I’ve bragged on this blog before about having the worst television set of any TV critic in America: a clunky 20-incher that dates back to the first Bush administration (41, not 43). Well, I’ve lost my bragging rights: I recently broke my home-electronics piggybank and became the owner of my first almost-big-screen plasma TV. (It’s 37 inches, as big as would work in my skinny Brooklyn townhouse living room, and if you think Time Warner picks up the bill for it, hey, from your lips to Dick Parsons’ ears.)
It’s the best thing that has ever happened to me as a TV viewer. And the worst thing that has ever happened to me as a TV critic.
The problem: everything looks great on it. Everything. (Sorry–if that sounds like boasting, it’s because, well, I guess because it is. Hey, I’ve been watching a cereal-box toy for the past decade–cut me some slack.) Star Wars: Revenge of the Sith, a movie notable mainly for being slightly less crappy than the other crappy Star Wars prequels, practically made me weep.
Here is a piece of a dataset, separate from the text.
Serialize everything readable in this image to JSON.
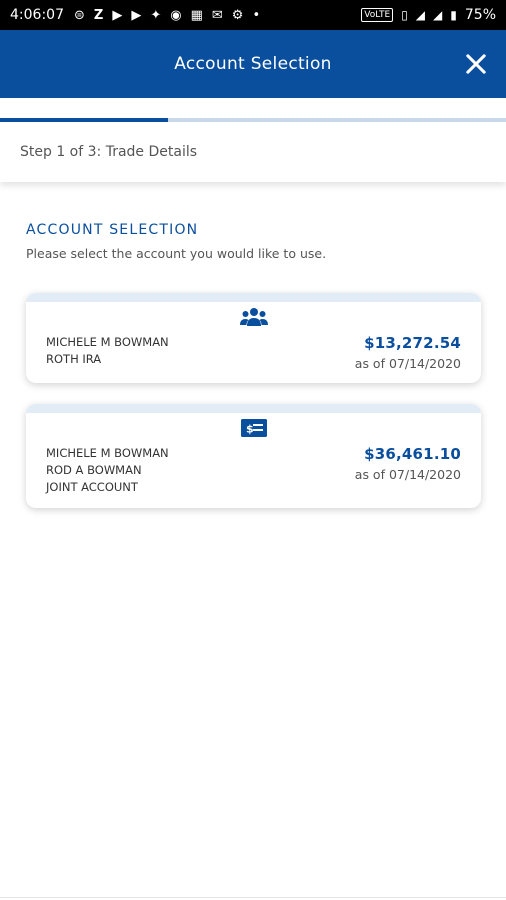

Closer, a movie that probably would have seemed sterile and precious to me a week ago, was luminescent and gorgeous. I want to watch sports all the time, and I do not like sports. The CNBC ticker is like a glowing river of liquid money.
Nor am I the only one so affected. My 4-year-old son goggles at the new machine, as if to say, "As God is my witness, I will never read a book again." His little brother walks around the living room repeating, "Beeg TV. Beeg." And mind you, I have not even watched anything in high-definition yet, because getting an HDTV cable box will involve lengthy negotiations with the lethargic despots of Time Warner Cable’s Ministry of Technology, Set-Top Box Division, Digital-Cable Subdepartment. (Anyone who believes that big corporations are efficient monopolies has never seen Time magazine’s TV critic try to get a cable-service appointment from the same company that signs his paycheck.)
The upshot is, my critical faculties are screwed up. Even bad TV looks good to me now–not just good, but spectacular and mind-controllingly, propagandistically persuasive. Fox News’s explosive graphics and lurid colors are especially fantastic on widescreen: I watch for two minutes and I want to donate to the Republican Party. I see an Army ad and I want to join the Army. I watch MTV and I want to get platinum grillz on my front teeth. Until I adjust, I am going to assume that any new TV show I watch is actually 33% worse than I think it is.
On the other hand, I will probably be able to understand phenomena on TV that I never completely appreciated because I had a worse TV than 95% of the people I was writing for. For instance, I can see why so many of the new fall pilots I’m seeing–from NBC’s Friday Night Lights to comedies like ABC’s Betty the Ugly–look so cinematic and bank-breakingly expensive. Wide-screen TVs are in more and more houses, and the technology demands it. These machines are made for spectacle, not intimacy–in the future, intimacy will be for your cellphone, computer and video iPod. (Maybe that’s the schism we’re heading for–impossibly small screens on the go, impossibly big ones in the living room, and entertainment tailored for each.)
When so much of the audience owns TVs that look like movie screens, you have to produce TV that looks like movies. That can’t help but affect what TV looks like, and maybe even what kind of TV is successful. I have to wonder, for instance, if 24 would have been the hit it is today in the days of meeker TVs, and if the big-screen effect is why today, instead of the cool greys of Twin Peaks, you have the color-saturated Hawaiian vistas of Lost.
Of course, like any theory, this one will require extensive testing. Time to watch some more beautiful, bad TV.